Moldavian president refuses to sign a law on cults making no reference to Orthodoxy as traditional religion in Moldavia

Kishinev, Moldavia - Moldavian President Vladimir Voronin has refused to sign 'The Law on Religious Cults and Their Component Structures' and sent it back to the parliament for revision, a source in the republic's legislative body has informed Interfax.

'The head of state's principal objection can be boiled down to the fact that the law makes no mention of Orthodoxy as traditional religion of the Moldavian people', the agency was told.

Besides, President Voronin considers it necessary to exclude from the bill such a notion as 'propagation of faith', which he believes 'opens up a loophole for proselytism' by sects and non-traditional religious organizations, the MP clarified.

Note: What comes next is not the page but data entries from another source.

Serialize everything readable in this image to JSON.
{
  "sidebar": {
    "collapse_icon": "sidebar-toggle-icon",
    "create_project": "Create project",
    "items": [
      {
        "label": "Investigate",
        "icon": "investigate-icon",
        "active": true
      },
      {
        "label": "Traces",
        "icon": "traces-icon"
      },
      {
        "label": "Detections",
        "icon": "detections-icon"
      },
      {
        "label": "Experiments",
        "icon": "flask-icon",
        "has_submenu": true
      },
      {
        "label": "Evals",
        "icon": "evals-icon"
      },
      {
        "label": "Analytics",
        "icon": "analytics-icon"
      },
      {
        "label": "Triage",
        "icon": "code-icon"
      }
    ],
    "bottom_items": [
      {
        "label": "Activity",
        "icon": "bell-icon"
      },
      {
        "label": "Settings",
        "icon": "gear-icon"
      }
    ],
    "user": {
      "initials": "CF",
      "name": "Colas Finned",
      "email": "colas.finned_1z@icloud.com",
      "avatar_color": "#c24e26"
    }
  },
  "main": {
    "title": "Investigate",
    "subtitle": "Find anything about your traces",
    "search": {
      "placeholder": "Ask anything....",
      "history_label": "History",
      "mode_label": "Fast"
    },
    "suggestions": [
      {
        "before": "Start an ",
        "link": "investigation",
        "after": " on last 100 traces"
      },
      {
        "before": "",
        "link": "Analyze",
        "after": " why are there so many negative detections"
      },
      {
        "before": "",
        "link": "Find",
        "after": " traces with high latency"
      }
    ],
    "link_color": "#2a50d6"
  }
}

The draft Law on Cults was adopted by the Moldavian parliament on May 11. Earlier the bill was subjected to sharp criticism by the Kishinev and Moldavian Metropolia of the Russian Orthodox Church claming that some of its provisions presented a threat to the traditional confessional balance in the country.